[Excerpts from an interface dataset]

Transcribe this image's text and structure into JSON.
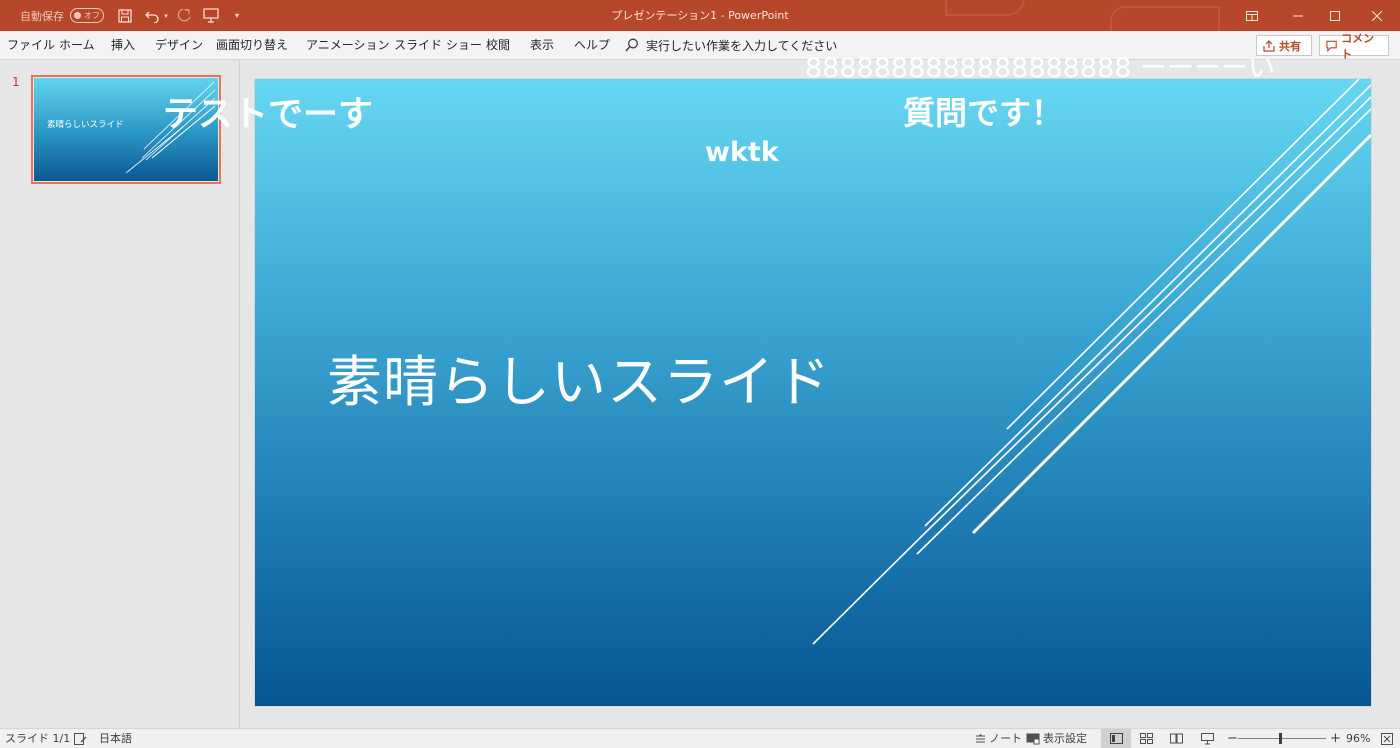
{
  "titlebar": {
    "autosave_label": "自動保存",
    "autosave_state": "オフ",
    "app_title": "プレゼンテーション1  -  PowerPoint",
    "icons": [
      "save-icon",
      "undo-icon",
      "redo-icon",
      "present-from-start-icon",
      "customize-toolbar-icon",
      "ribbon-display-icon",
      "minimize-icon",
      "maximize-icon",
      "close-icon"
    ],
    "color": "#b7472a"
  },
  "ribbon": {
    "tabs": [
      "ファイル",
      "ホーム",
      "挿入",
      "デザイン",
      "画面切り替え",
      "アニメーション",
      "スライド ショー",
      "校閲",
      "表示",
      "ヘルプ"
    ],
    "tell_me": "実行したい作業を入力してください",
    "share": "共有",
    "comments": "コメント"
  },
  "thumbnails": [
    {
      "number": "1",
      "title": "素晴らしいスライド",
      "selected": true
    }
  ],
  "slide": {
    "title": "素晴らしいスライド",
    "wktk": "wktk",
    "overlay_test": "テストでーす",
    "overlay_question": "質問です！",
    "overlay_eights": "8888888888888888888 ーーーーい",
    "gradient": [
      "#66d7f2",
      "#075691"
    ]
  },
  "statusbar": {
    "slide_count": "スライド 1/1",
    "language": "日本語",
    "notes": "ノート",
    "display_settings": "表示設定",
    "zoom_minus": "−",
    "zoom_plus": "+",
    "zoom_level": "96%",
    "zoom_fraction": 0.48
  }
}
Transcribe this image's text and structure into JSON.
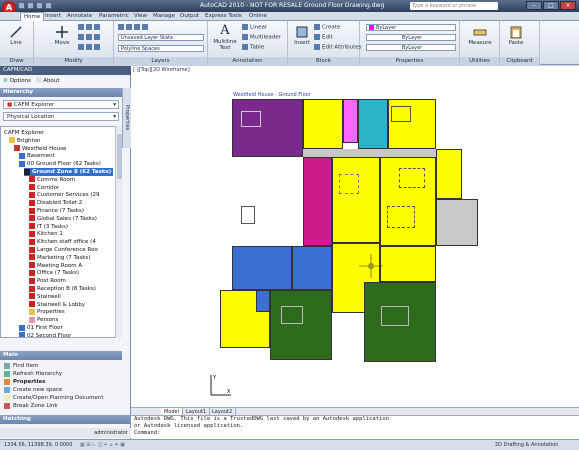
{
  "title_bar": {
    "app_title": "AutoCAD 2010 - NOT FOR RESALE    Ground Floor Drawing.dwg",
    "search_placeholder": "Type a keyword or phrase"
  },
  "ribbon_tabs": [
    "Home",
    "Insert",
    "Annotate",
    "Parametric",
    "View",
    "Manage",
    "Output",
    "Express Tools",
    "Online"
  ],
  "ribbon": {
    "draw": {
      "label": "Draw",
      "line": "Line"
    },
    "modify": {
      "label": "Modify",
      "move": "Move"
    },
    "layers": {
      "label": "Layers",
      "state": "Unsaved Layer State",
      "current": "Polyline Spaces"
    },
    "annotation": {
      "label": "Annotation",
      "mtext": "Multiline Text",
      "linear": "Linear",
      "multileader": "Multileader",
      "table": "Table"
    },
    "block": {
      "label": "Block",
      "insert": "Insert",
      "create": "Create",
      "edit": "Edit",
      "edit_attributes": "Edit Attributes"
    },
    "properties": {
      "label": "Properties",
      "color": "ByLayer",
      "linetype": "ByLayer",
      "lineweight": "ByLayer"
    },
    "utilities": {
      "label": "Utilities",
      "measure": "Measure"
    },
    "clipboard": {
      "label": "Clipboard",
      "paste": "Paste"
    }
  },
  "left_panel": {
    "title": "CAFM/CAD",
    "options": "Options",
    "about": "About",
    "hierarchy_header": "Hierarchy",
    "explorer_select": "CAFM Explorer",
    "location_select": "Physical Location",
    "vertical_tab": "Properties",
    "tree": [
      {
        "label": "CAFM Explorer",
        "level": 0,
        "icon": "none"
      },
      {
        "label": "Brighton",
        "level": 1,
        "icon": "folder"
      },
      {
        "label": "Westfield House",
        "level": 2,
        "icon": "building"
      },
      {
        "label": "Basement",
        "level": 3,
        "icon": "floor"
      },
      {
        "label": "00 Ground Floor (62 Tasks)",
        "level": 3,
        "icon": "floor"
      },
      {
        "label": "Ground Zone 8 (62 Tasks)",
        "level": 4,
        "icon": "zone",
        "selected": true
      },
      {
        "label": "Comms Room",
        "level": 5,
        "icon": "room"
      },
      {
        "label": "Corridor",
        "level": 5,
        "icon": "room"
      },
      {
        "label": "Customer Services (29",
        "level": 5,
        "icon": "room"
      },
      {
        "label": "Disabled Toilet 2",
        "level": 5,
        "icon": "room"
      },
      {
        "label": "Finance (7 Tasks)",
        "level": 5,
        "icon": "room"
      },
      {
        "label": "Global Sales (7 Tasks)",
        "level": 5,
        "icon": "room"
      },
      {
        "label": "IT (3 Tasks)",
        "level": 5,
        "icon": "room"
      },
      {
        "label": "Kitchen 1",
        "level": 5,
        "icon": "room"
      },
      {
        "label": "Kitchen staff office (4",
        "level": 5,
        "icon": "room"
      },
      {
        "label": "Large Conference Roo",
        "level": 5,
        "icon": "room"
      },
      {
        "label": "Marketing (7 Tasks)",
        "level": 5,
        "icon": "room"
      },
      {
        "label": "Meeting Room A",
        "level": 5,
        "icon": "room"
      },
      {
        "label": "Office (7 Tasks)",
        "level": 5,
        "icon": "room"
      },
      {
        "label": "Post Room",
        "level": 5,
        "icon": "room"
      },
      {
        "label": "Reception B (8 Tasks)",
        "level": 5,
        "icon": "room"
      },
      {
        "label": "Stairwell",
        "level": 5,
        "icon": "room"
      },
      {
        "label": "Stairwell & Lobby",
        "level": 5,
        "icon": "room"
      },
      {
        "label": "Properties",
        "level": 5,
        "icon": "props"
      },
      {
        "label": "Persons",
        "level": 5,
        "icon": "persons"
      },
      {
        "label": "01 First Floor",
        "level": 3,
        "icon": "floor"
      },
      {
        "label": "02 Second Floor",
        "level": 3,
        "icon": "floor"
      }
    ],
    "main_header": "Main",
    "tasks": [
      "Find Item",
      "Refresh Hierarchy",
      "Properties",
      "Create new space",
      "Create/Open Planning Document",
      "Break Zone Link"
    ],
    "hatching_header": "Hatching",
    "user": "administrator"
  },
  "drawing": {
    "title": "Westfield House - Ground Floor",
    "colors": {
      "yellow": "#ffff00",
      "magenta": "#cc1c8c",
      "purple": "#7a2a8c",
      "blue": "#3b6fd1",
      "green": "#2f6b1c",
      "cyan": "#2bb5c9",
      "gray": "#c9c9c9",
      "pink": "#f7b6e8"
    }
  },
  "layout_tabs": [
    "Model",
    "Layout1",
    "Layout2"
  ],
  "command_lines": [
    "Autodesk DWG.  This file is a TrustedDWG last saved by an Autodesk application",
    "or Autodesk licensed application.",
    "Command:"
  ],
  "status": {
    "coords": "1334.56, 11398.39, 0.0000",
    "workspace": "2D Drafting & Annotation"
  }
}
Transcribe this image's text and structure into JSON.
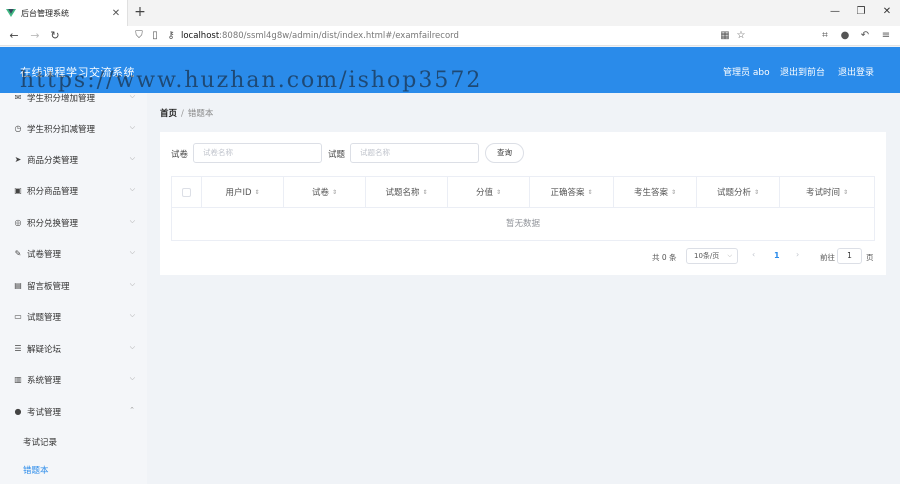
{
  "browser": {
    "tab_title": "后台管理系统",
    "tab_close": "✕",
    "new_tab": "+",
    "url_host": "localhost",
    "url_rest": ":8080/ssml4g8w/admin/dist/index.html#/examfailrecord"
  },
  "header": {
    "title": "在线课程学习交流系统",
    "user_label": "管理员 abo",
    "front_link": "退出到前台",
    "logout_link": "退出登录",
    "watermark": "https://www.huzhan.com/ishop3572",
    "bg_color": "#2a8bea"
  },
  "sidebar": {
    "items": [
      {
        "label": "学生积分增加管理",
        "icon": "mail-icon"
      },
      {
        "label": "学生积分扣减管理",
        "icon": "clock-icon"
      },
      {
        "label": "商品分类管理",
        "icon": "send-icon"
      },
      {
        "label": "积分商品管理",
        "icon": "bag-icon"
      },
      {
        "label": "积分兑换管理",
        "icon": "compass-icon"
      },
      {
        "label": "试卷管理",
        "icon": "brush-icon"
      },
      {
        "label": "留言板管理",
        "icon": "clipboard-icon"
      },
      {
        "label": "试题管理",
        "icon": "monitor-icon"
      },
      {
        "label": "解疑论坛",
        "icon": "menu-icon"
      },
      {
        "label": "系统管理",
        "icon": "chart-icon"
      },
      {
        "label": "考试管理",
        "icon": "pin-icon"
      }
    ],
    "sub_items": [
      {
        "label": "考试记录",
        "active": false
      },
      {
        "label": "错题本",
        "active": true
      }
    ]
  },
  "breadcrumb": {
    "home": "首页",
    "separator": "/",
    "current": "错题本"
  },
  "filters": {
    "paper_label": "试卷",
    "paper_placeholder": "试卷名称",
    "question_label": "试题",
    "question_placeholder": "试题名称",
    "query_button": "查询"
  },
  "table": {
    "columns": [
      "用户ID",
      "试卷",
      "试题名称",
      "分值",
      "正确答案",
      "考生答案",
      "试题分析",
      "考试时间"
    ],
    "sort_icon": "⇕",
    "empty_text": "暂无数据"
  },
  "pagination": {
    "total": "共 0 条",
    "page_size": "10条/页",
    "current_page": "1",
    "goto_label": "前往",
    "goto_value": "1",
    "page_suffix": "页"
  }
}
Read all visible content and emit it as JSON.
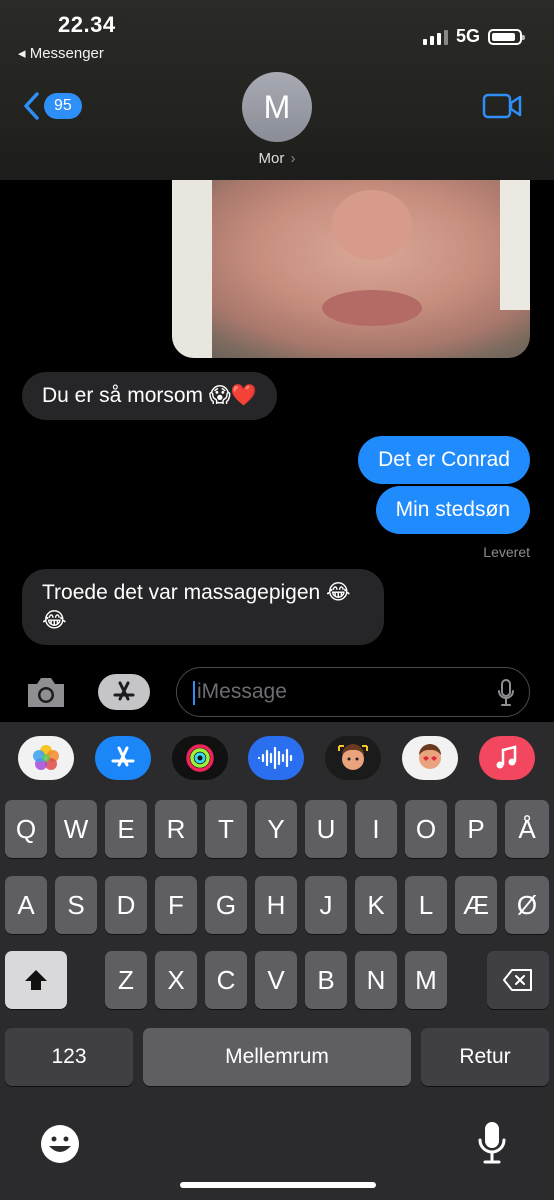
{
  "status_bar": {
    "time": "22.34",
    "back_app": "◂ Messenger",
    "network": "5G"
  },
  "header": {
    "back_count": "95",
    "avatar_initial": "M",
    "contact_name": "Mor",
    "contact_chevron": "›"
  },
  "messages": [
    {
      "direction": "in",
      "text": "Du er så morsom 😱❤️"
    },
    {
      "direction": "out",
      "text": "Det er Conrad"
    },
    {
      "direction": "out",
      "text": "Min stedsøn"
    },
    {
      "direction": "in",
      "text": "Troede det var massagepigen 😂😂"
    }
  ],
  "delivered_label": "Leveret",
  "input": {
    "placeholder": "iMessage"
  },
  "app_strip": [
    "photos-icon",
    "appstore-icon",
    "activity-icon",
    "audio-icon",
    "memoji-icon",
    "memoji-sticker-icon",
    "music-icon"
  ],
  "keyboard": {
    "row1": [
      "Q",
      "W",
      "E",
      "R",
      "T",
      "Y",
      "U",
      "I",
      "O",
      "P",
      "Å"
    ],
    "row2": [
      "A",
      "S",
      "D",
      "F",
      "G",
      "H",
      "J",
      "K",
      "L",
      "Æ",
      "Ø"
    ],
    "row3": [
      "Z",
      "X",
      "C",
      "V",
      "B",
      "N",
      "M"
    ],
    "numbers_label": "123",
    "space_label": "Mellemrum",
    "return_label": "Retur"
  },
  "colors": {
    "accent": "#1f8bfd",
    "incoming_bubble": "#262628",
    "keyboard_bg": "#2b2b2d",
    "key": "#5f5f63"
  }
}
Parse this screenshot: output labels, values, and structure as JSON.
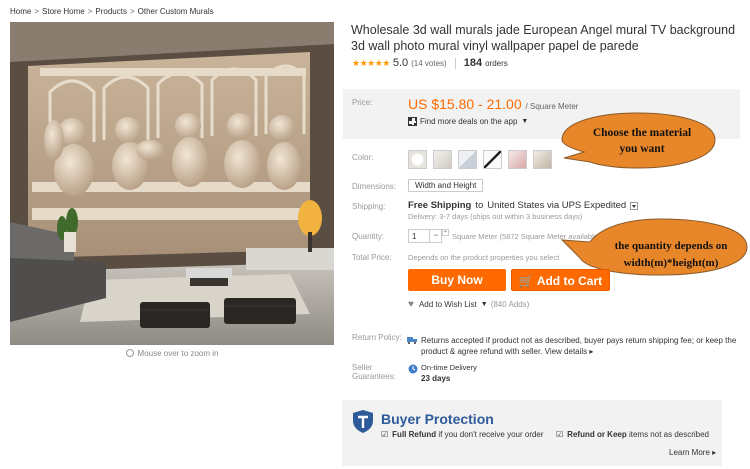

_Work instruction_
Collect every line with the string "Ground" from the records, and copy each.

_Reply_
    "app_title": "AutoCAD 2010 - NOT FOR RESALE    Ground Floor Drawing.dwg",
        "label": "00 Ground Floor (62 Tasks)",
        "label": "Ground Zone 8 (62 Tasks)",
    "title": "Westfield House - Ground Floor",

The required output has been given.